Corks are popped on the roof terrace when Mr Smith arrives, and we find ourselves people-watching for a while, despite the chilly evening. Tipsy, we head out for tacos before we find ourselves at locally loved Gold, Notting Hill, sipping cocktails by the bar’s fireplace, and slowly realise that it is part date-central, with couples locking lips around us (for transparency, we might have been one of those couples on one or three occasions) and part Made in Chelsea set piece. After a few cocktails we head back to the Lost Poet and snooze like a dream, even waking up without a hangover and before the 9am breakfast tote bag is left hanging from the door. Inside there are a couple of bottles of juice, vegetarian pastries (for Mr Smith) and a healthy vegan breakfast of compote and berries for me. With papers by our sides, it’s a very cuddly – yet informative – morning in bed. 

But, sunshine awaits outside, so we decide to explore the area. Firstly we hit Holland Park, which – within its 55 acres – has the very photogenic Japanese-style Kyoto Garden with a pond filled with koi carp and sculptures dotted around. It’s a far cry from the past when it was partially destroyed by bombs during World War II (yes, I did learn something). Afterwards we try our luck hunting down a spot with availability for two for a Sunday roast, before – after several failed – attempts, finding one on our doorstep. All those carbs make us snoozy so afterwards we return to the Lost Poet for a post-roast nap and warm bath (it’s a bit of a squeeze in the tub, but we manage to find a position that works…). 

Then a pal texts me to say we must visit him as he lives in the area; and, it turns out, he’s just in the mews around the corner, another covetable Notting Hill location.
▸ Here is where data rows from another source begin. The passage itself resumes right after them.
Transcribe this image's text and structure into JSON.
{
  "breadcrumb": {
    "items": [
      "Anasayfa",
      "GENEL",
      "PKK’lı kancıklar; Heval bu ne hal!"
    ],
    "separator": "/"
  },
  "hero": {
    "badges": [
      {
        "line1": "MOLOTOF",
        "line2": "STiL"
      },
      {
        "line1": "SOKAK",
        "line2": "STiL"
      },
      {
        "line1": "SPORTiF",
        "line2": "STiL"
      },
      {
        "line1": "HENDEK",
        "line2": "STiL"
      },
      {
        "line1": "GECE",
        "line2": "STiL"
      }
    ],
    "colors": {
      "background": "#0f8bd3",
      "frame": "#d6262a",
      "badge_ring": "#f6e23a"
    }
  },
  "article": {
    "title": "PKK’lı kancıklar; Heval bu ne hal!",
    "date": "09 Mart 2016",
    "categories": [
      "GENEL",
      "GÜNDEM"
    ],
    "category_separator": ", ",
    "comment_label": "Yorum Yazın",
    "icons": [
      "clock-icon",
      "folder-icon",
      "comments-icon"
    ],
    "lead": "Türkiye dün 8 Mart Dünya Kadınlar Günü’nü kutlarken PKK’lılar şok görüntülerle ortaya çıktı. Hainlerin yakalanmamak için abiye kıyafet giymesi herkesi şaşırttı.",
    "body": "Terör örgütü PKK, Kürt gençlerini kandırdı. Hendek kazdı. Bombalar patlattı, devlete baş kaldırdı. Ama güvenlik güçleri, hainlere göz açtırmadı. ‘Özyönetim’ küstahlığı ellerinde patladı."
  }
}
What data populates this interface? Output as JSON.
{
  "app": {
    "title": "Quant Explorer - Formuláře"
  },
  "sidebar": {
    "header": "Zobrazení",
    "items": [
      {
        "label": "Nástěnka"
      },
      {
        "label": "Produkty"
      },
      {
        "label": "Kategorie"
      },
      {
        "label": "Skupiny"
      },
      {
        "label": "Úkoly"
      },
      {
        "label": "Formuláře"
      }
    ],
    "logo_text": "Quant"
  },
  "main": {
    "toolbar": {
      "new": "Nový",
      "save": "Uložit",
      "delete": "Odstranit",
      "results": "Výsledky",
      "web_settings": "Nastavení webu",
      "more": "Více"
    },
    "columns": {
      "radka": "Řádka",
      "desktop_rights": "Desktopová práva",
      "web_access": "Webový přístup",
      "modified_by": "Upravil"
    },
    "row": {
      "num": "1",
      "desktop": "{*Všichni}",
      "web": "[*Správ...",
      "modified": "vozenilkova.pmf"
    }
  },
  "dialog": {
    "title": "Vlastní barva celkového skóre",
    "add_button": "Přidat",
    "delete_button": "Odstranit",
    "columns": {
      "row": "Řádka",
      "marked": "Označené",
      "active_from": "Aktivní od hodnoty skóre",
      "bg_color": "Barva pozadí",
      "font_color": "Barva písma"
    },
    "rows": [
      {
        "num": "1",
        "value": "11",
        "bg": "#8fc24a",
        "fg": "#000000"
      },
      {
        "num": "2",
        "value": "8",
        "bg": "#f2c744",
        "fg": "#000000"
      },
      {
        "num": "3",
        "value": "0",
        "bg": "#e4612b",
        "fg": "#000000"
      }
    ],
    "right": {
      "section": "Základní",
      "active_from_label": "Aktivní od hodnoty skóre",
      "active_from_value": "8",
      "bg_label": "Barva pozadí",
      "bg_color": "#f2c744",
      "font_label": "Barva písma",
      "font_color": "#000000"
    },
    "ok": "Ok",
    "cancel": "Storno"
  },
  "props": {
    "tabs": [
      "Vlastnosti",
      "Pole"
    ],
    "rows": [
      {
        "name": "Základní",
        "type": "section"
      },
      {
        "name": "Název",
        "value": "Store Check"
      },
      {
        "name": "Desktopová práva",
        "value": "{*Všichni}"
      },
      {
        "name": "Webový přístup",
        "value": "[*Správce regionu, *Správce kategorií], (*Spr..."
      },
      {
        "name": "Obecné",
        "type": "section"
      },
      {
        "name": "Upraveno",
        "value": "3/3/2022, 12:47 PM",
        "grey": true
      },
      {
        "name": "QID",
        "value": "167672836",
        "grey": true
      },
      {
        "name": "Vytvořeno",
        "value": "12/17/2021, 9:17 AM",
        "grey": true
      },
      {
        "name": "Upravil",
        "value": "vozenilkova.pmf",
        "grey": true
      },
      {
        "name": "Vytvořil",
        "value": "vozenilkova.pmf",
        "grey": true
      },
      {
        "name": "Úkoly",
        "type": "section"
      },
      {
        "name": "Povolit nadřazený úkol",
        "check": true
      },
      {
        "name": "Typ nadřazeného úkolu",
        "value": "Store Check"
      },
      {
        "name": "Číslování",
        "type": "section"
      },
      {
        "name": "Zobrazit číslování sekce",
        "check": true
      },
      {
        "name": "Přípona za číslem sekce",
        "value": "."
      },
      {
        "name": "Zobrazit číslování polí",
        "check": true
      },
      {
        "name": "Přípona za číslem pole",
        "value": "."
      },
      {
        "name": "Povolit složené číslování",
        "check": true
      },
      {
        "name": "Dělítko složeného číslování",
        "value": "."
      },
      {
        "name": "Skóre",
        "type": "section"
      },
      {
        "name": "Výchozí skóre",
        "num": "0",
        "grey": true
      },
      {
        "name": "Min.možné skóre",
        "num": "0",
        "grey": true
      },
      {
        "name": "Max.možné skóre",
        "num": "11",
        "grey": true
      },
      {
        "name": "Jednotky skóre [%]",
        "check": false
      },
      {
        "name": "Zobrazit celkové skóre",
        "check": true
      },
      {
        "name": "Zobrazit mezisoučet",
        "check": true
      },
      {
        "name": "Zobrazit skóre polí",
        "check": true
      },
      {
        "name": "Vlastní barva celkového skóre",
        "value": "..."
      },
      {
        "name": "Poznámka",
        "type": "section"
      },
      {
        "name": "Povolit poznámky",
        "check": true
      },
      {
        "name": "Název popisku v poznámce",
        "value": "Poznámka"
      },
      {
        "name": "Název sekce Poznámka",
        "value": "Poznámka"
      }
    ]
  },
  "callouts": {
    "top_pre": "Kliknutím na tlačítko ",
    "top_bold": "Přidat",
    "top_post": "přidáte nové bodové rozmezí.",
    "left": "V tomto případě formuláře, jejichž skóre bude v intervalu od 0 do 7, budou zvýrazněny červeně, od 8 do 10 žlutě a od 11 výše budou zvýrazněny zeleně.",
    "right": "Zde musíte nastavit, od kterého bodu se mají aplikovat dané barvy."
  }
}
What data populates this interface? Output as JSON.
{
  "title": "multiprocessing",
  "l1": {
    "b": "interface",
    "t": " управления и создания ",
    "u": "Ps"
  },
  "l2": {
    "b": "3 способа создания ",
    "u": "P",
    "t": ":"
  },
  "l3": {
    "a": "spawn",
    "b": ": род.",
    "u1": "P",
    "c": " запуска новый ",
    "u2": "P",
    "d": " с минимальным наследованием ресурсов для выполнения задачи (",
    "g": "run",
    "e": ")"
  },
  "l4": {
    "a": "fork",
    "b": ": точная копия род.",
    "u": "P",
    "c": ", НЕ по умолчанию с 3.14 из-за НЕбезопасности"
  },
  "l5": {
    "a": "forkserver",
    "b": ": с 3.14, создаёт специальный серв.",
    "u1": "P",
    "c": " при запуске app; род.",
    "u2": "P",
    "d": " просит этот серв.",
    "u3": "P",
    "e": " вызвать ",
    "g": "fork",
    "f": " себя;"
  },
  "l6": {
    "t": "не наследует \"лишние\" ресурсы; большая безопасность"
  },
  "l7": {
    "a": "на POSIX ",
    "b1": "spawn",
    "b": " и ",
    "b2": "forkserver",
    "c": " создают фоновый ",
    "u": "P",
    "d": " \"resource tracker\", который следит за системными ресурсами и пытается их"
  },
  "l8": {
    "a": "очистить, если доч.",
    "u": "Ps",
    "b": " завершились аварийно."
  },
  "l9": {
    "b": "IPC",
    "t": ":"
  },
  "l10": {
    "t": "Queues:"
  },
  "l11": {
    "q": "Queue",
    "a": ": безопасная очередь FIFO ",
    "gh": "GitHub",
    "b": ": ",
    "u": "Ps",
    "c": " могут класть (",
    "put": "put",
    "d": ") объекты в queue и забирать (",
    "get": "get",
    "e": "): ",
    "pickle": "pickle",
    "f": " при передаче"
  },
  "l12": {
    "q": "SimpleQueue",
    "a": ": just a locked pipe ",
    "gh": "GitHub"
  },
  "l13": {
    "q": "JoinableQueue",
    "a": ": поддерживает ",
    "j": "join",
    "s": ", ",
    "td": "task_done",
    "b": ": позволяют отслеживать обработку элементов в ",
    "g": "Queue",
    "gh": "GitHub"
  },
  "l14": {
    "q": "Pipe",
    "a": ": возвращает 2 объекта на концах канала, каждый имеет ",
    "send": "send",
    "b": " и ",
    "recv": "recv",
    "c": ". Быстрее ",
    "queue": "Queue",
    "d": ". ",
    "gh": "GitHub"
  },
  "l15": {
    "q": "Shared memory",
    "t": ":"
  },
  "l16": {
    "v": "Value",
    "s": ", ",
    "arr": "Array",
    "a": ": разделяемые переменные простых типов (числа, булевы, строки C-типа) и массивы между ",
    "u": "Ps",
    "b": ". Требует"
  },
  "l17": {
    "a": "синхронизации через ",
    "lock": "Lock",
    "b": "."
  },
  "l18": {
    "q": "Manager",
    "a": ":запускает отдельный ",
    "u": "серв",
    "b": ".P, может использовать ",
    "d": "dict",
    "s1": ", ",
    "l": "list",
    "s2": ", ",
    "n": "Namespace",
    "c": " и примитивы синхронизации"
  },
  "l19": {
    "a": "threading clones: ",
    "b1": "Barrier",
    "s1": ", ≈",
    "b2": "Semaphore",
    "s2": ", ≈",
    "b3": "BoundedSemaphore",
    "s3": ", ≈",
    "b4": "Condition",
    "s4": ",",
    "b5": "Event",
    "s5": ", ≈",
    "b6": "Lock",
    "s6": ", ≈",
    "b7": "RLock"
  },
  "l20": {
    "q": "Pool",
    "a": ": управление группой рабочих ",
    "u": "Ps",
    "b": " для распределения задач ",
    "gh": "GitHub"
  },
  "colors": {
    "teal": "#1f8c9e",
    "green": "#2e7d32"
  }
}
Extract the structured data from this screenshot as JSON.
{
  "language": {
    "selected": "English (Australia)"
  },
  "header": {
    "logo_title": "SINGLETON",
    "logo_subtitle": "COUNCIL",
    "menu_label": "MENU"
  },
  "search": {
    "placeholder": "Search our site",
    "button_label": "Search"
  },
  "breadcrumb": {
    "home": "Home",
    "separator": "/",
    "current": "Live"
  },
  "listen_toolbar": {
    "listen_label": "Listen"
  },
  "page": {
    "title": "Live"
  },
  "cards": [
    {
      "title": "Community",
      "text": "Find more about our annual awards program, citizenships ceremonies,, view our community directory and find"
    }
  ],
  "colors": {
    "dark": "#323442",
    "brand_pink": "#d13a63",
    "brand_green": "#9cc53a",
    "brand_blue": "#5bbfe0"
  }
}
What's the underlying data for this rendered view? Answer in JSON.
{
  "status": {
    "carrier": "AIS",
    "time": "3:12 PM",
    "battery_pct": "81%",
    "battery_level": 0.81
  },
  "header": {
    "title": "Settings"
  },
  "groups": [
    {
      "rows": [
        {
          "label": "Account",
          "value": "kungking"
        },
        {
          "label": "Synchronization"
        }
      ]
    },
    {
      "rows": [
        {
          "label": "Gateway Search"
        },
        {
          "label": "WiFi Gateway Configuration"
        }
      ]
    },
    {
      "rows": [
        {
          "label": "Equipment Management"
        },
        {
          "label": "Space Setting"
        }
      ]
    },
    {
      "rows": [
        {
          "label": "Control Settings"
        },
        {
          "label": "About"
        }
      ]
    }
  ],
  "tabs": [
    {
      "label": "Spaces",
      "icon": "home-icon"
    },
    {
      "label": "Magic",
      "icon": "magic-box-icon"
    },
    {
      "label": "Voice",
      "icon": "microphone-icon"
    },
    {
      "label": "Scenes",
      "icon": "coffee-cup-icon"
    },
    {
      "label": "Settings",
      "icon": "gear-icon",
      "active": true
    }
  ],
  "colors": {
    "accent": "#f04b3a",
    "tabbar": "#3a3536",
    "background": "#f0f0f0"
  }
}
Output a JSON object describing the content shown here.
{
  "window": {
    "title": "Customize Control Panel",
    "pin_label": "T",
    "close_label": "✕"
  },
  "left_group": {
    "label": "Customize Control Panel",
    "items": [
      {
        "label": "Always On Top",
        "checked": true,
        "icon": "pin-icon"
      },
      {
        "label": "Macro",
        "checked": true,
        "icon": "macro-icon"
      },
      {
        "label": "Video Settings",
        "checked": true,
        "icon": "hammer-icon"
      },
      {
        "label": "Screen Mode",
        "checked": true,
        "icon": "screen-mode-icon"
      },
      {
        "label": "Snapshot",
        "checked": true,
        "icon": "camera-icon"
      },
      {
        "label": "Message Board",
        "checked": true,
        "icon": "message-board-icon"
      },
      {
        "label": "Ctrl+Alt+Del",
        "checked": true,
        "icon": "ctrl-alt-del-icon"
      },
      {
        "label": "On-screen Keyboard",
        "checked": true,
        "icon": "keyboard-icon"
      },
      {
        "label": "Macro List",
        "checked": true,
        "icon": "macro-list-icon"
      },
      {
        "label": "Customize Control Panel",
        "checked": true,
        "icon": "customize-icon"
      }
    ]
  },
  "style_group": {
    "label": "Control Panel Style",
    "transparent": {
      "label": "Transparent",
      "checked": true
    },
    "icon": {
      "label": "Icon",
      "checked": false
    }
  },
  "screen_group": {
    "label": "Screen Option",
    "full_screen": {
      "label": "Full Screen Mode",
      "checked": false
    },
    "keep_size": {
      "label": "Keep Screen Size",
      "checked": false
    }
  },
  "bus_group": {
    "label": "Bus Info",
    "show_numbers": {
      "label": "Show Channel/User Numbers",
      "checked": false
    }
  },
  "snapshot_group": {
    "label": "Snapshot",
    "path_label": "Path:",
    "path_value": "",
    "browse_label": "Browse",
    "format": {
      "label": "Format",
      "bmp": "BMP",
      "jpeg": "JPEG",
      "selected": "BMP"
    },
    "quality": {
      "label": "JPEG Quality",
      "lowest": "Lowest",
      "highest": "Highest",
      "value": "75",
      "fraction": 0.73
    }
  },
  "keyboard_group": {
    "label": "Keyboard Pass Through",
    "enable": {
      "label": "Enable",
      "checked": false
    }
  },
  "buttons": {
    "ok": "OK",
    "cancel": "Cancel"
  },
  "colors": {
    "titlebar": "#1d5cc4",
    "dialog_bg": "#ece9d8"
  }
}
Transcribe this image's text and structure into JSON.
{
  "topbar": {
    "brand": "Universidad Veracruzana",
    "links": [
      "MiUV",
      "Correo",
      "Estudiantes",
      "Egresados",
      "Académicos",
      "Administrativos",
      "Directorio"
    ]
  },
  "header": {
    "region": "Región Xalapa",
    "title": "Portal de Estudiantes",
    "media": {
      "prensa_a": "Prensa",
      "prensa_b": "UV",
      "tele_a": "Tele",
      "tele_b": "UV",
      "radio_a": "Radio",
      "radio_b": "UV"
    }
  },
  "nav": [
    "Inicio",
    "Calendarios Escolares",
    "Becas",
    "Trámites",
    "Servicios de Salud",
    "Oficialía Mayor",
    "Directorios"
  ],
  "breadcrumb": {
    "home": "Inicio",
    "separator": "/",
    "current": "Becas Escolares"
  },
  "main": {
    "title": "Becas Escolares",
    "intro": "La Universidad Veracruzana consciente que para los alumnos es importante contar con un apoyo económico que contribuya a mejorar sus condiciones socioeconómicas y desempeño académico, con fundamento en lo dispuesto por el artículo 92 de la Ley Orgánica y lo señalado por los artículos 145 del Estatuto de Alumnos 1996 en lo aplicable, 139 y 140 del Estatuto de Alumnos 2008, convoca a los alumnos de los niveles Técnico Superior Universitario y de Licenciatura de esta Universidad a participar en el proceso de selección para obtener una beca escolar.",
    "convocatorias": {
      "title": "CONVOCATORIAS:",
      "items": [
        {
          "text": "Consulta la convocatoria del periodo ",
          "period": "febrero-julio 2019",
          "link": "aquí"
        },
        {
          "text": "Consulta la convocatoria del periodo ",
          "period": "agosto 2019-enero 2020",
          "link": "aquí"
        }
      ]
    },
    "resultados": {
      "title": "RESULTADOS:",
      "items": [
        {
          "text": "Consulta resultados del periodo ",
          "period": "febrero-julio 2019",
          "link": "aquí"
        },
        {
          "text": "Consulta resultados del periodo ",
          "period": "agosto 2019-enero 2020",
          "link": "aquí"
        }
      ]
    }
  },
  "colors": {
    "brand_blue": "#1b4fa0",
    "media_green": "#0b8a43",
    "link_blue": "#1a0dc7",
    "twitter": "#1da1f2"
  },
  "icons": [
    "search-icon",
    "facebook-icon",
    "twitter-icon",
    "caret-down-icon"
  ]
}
We hang out there with their kids, sipping tea and trying not to feel just a little jealous. But then, we’re distracted by some excellent suggestions for where to eat. We make a beeline for Tonkotsu, which, from my Hackney days, I know offers delicious ramen, before we leave, giddy on flavourful broth and noodles, to spend Sunday night at Electric Cinema, part of members’ joint Soho House, with its plush burgundy sofas and softly glowing lamps on tables. However, our choice of film, Saltburn, is less comfortable – it’s so dark and twisted we continually look to each other for reassurance. 

Luckily we have our haven, the Lost Poet, to return to. Post-last-breakfast Mr Smith caves in to work demands on the upstairs level, while I lounge about below. After errands are done, we totter off to Kensington Gardens, envious of the rainbow of houses lining the street parallel to the park. We leave, perhaps not influencers, but with a few sneaky pictures for the ‘gram. Well, when in Notting Hill…

You’ll also find The Lost Poet in:

Book now

Price per night from $210.94